First, there was quarterback Chuck Fusina completing all five of his passes on the Stars' first drive, to five different receivers. The last completion was a 16-yard scoring strike to his old Penn State buddy, wide receiver Scott Fitzkee. Make it 7-0.
Next there was safety Scott Woerner intercepting two Hebert passes. Both were crucial. The first came in the second quarter, after the Invaders had tied the score at 7 on safety David Greenwood's 44-yard return of an interception.
Hebert overthrew receiver Derek Holloway, who was inside the right seam of a zone defense, and Woerner picked it off at the Oakland 22. Two plays later, Bryant went seven yards up the middle, untouched by all but a fleeing official, for a 14-7 lead with 14:06 left in the half.
Woerner's second interception was one of several key stands made by the Baltimore defense in the second half, which the Stars began with a 21-14 lead.
The defense gave Hebert a fit all night. The USFL's all-time leading passer completed less than half of his passes (14 of 30) for 187 yards tonight.
"We knew he could hurt us deep," Woerner said. "I was just lucky I was in the right place at the right time."
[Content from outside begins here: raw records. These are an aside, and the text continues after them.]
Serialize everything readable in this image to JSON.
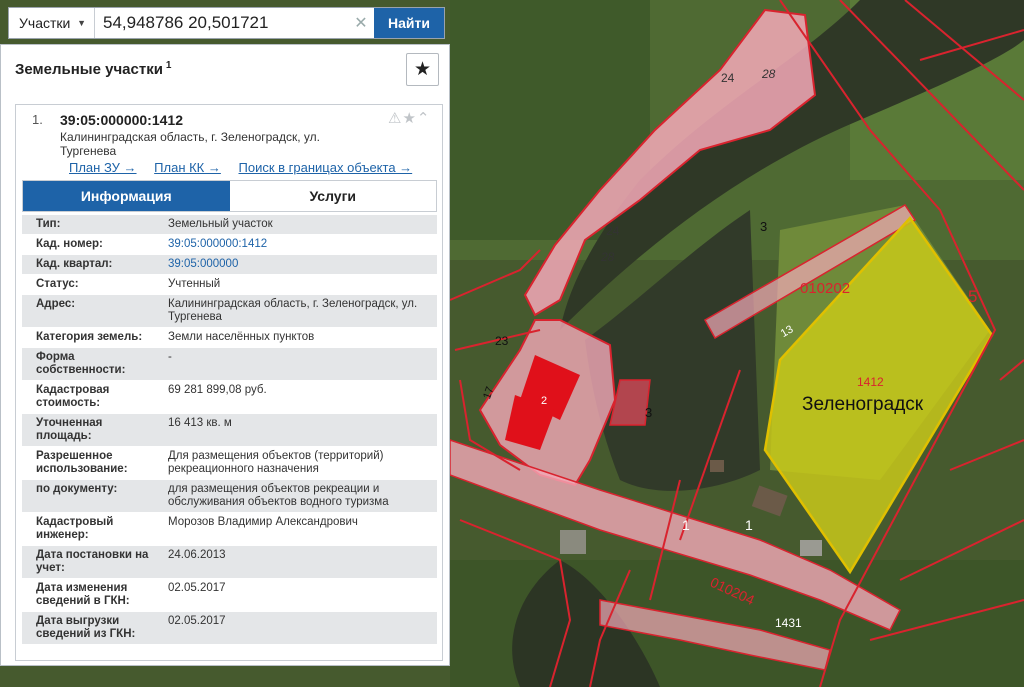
{
  "search": {
    "layer": "Участки",
    "query": "54,948786 20,501721",
    "button": "Найти"
  },
  "panel": {
    "title": "Земельные участки",
    "title_sup": "1"
  },
  "card": {
    "number": "1.",
    "cadastral": "39:05:000000:1412",
    "address": "Калининградская область, г. Зеленоградск, ул. Тургенева",
    "links": [
      "План ЗУ →",
      "План КК →",
      "Поиск в границах объекта →"
    ],
    "tabs": [
      "Информация",
      "Услуги"
    ]
  },
  "info": [
    {
      "k": "Тип:",
      "v": "Земельный участок"
    },
    {
      "k": "Кад. номер:",
      "v": "39:05:000000:1412",
      "link": true
    },
    {
      "k": "Кад. квартал:",
      "v": "39:05:000000",
      "link": true
    },
    {
      "k": "Статус:",
      "v": "Учтенный"
    },
    {
      "k": "Адрес:",
      "v": "Калининградская область, г. Зеленоградск, ул. Тургенева"
    },
    {
      "k": "Категория земель:",
      "v": "Земли населённых пунктов"
    },
    {
      "k": "Форма собственности:",
      "v": "-"
    },
    {
      "k": "Кадастровая стоимость:",
      "v": "69 281 899,08 руб."
    },
    {
      "k": "Уточненная площадь:",
      "v": "16 413 кв. м"
    },
    {
      "k": "Разрешенное использование:",
      "v": "Для размещения объектов (территорий) рекреационного назначения"
    },
    {
      "k": "по документу:",
      "v": "для размещения объектов рекреации и обслуживания объектов водного туризма"
    },
    {
      "k": "Кадастровый инженер:",
      "v": "Морозов Владимир Александрович"
    },
    {
      "k": "Дата постановки на учет:",
      "v": "24.06.2013"
    },
    {
      "k": "Дата изменения сведений в ГКН:",
      "v": "02.05.2017"
    },
    {
      "k": "Дата выгрузки сведений из ГКН:",
      "v": "02.05.2017"
    }
  ],
  "map": {
    "town": "Зеленоградск",
    "parcel": "1412",
    "quarter_top": "010202",
    "quarter_bottom": "010204",
    "road_label": "1431",
    "labels": [
      "24",
      "28",
      "24",
      "28",
      "3",
      "3",
      "23",
      "17",
      "2",
      "1",
      "1",
      "13",
      "5"
    ],
    "colors": {
      "selected_fill": "#c8c81a",
      "selected_stroke": "#e0c000",
      "parcel_fill": "#f4a9b8",
      "border": "#d9232e",
      "accent": "#1e63a8"
    }
  }
}
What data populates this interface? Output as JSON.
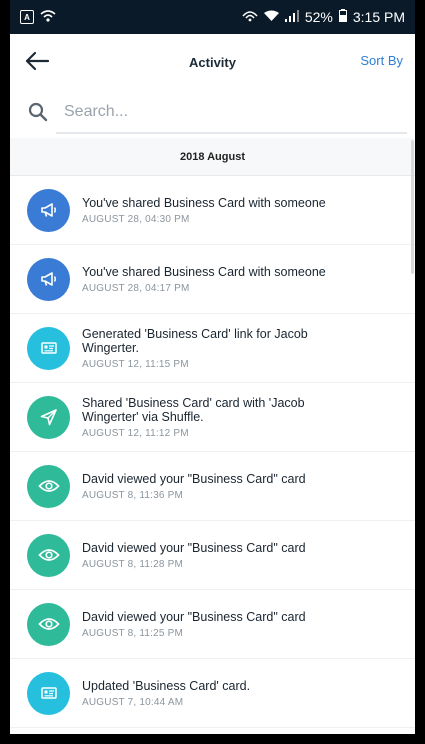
{
  "status_bar": {
    "battery": "52%",
    "time": "3:15 PM"
  },
  "header": {
    "title": "Activity",
    "sort_label": "Sort By"
  },
  "search": {
    "placeholder": "Search..."
  },
  "section": {
    "label": "2018 August"
  },
  "colors": {
    "blue": "#3a7bd5",
    "cyan": "#26c0de",
    "green": "#2fbb9a",
    "accent": "#2f7fd6"
  },
  "activities": [
    {
      "icon": "megaphone-icon",
      "color": "blue",
      "title": "You've shared Business Card with someone",
      "date": "AUGUST 28, 04:30 PM"
    },
    {
      "icon": "megaphone-icon",
      "color": "blue",
      "title": "You've shared Business Card with someone",
      "date": "AUGUST 28, 04:17 PM"
    },
    {
      "icon": "card-icon",
      "color": "cyan",
      "title": "Generated 'Business Card' link for Jacob Wingerter.",
      "date": "AUGUST 12, 11:15 PM"
    },
    {
      "icon": "send-icon",
      "color": "green",
      "title": "Shared 'Business Card' card with 'Jacob Wingerter' via Shuffle.",
      "date": "AUGUST 12, 11:12 PM"
    },
    {
      "icon": "eye-icon",
      "color": "green",
      "title": "David viewed your \"Business Card\" card",
      "date": "AUGUST 8, 11:36 PM"
    },
    {
      "icon": "eye-icon",
      "color": "green",
      "title": "David viewed your \"Business Card\" card",
      "date": "AUGUST 8, 11:28 PM"
    },
    {
      "icon": "eye-icon",
      "color": "green",
      "title": "David viewed your \"Business Card\" card",
      "date": "AUGUST 8, 11:25 PM"
    },
    {
      "icon": "card-icon",
      "color": "cyan",
      "title": "Updated 'Business Card' card.",
      "date": "AUGUST 7, 10:44 AM"
    }
  ]
}
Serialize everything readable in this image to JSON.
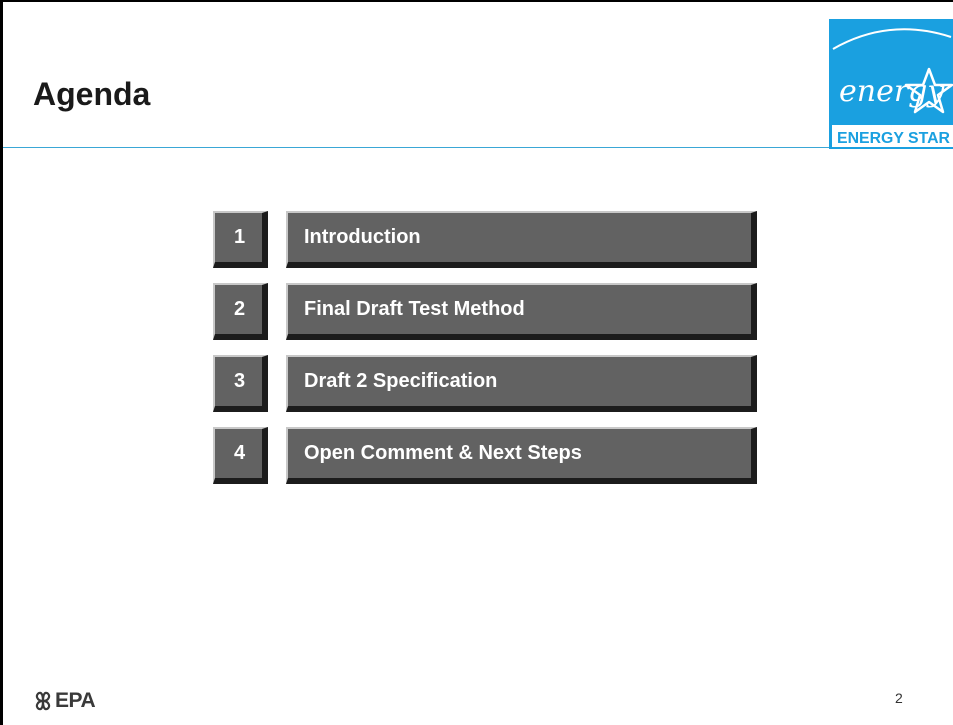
{
  "slide": {
    "title": "Agenda",
    "page_number": "2"
  },
  "logo": {
    "script_text": "energy",
    "label": "ENERGY STAR",
    "brand_color": "#1aa0e0"
  },
  "agenda": [
    {
      "number": "1",
      "label": "Introduction"
    },
    {
      "number": "2",
      "label": "Final Draft Test Method"
    },
    {
      "number": "3",
      "label": "Draft 2 Specification"
    },
    {
      "number": "4",
      "label": "Open Comment & Next Steps"
    }
  ],
  "footer": {
    "epa_label": "EPA",
    "epa_icon": "epa-flower-icon"
  },
  "colors": {
    "bar_fill": "#626262",
    "rule": "#3aa7d6"
  }
}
Hebert began zeroing in on the Stars' defense in the third quarter, though. He hit wide receiver Anthony Carter for gains of 18 and 17 yards and scrambled for 19 yards on the Invaders' first drive of the third quarter.
But the Stars' defense held Oakland to a field goal on the drive even after the Invaders reached first-and-goal from the Stars four. This is what followed: Newton ran for two yards and Hebert twice threw incompletions into the end zone.
So Novo Bojovic kicked a 19-yard field goal and Oakland was within 21-17 with 9:28 left in the third quarter.
Several minutes later, Hebert drove his Invaders back to the Baltimore 23, needing a touchdown for the lead. But his third-down pass to Carter, in a crowd near the goal line, was deflected into the end zone where Woerner intercepted.
If the Stars breathed a sigh of relief, it was premature. On the next play, Baltimore fullback Alan Harvin fumbled and linebacker David Shaw recovered at the Stars' 24.
At last, Hebert found gold. He did so by looking past onrushing defensive end Don Fielder and hitting Carter, the wiry, but devastating receiver. He beat cornerback Garcia Lane for a seven-yard touchdown and the Invaders led for the first time in the game, 24-21, with 46 seconds left in the third quarter.
For one last time this season, back came the Stars. And back came Bryant. He finished a nine-play, 49-yard drive with his seven-yard game-winning run, following Riley's block of safety Greenwood.
For the third straight scoring run, Bryant was not even touched by a defender.
And what next for the Philadelphia/College Park/Baltimore Stars, who finished 13-7-1? "Hey, we're the Baltimore Stars," said Mora, the glue to a sticky, sticky Stars season. "I hope (this win) kicks off a heck of a marriage between the Stars and Baltimore."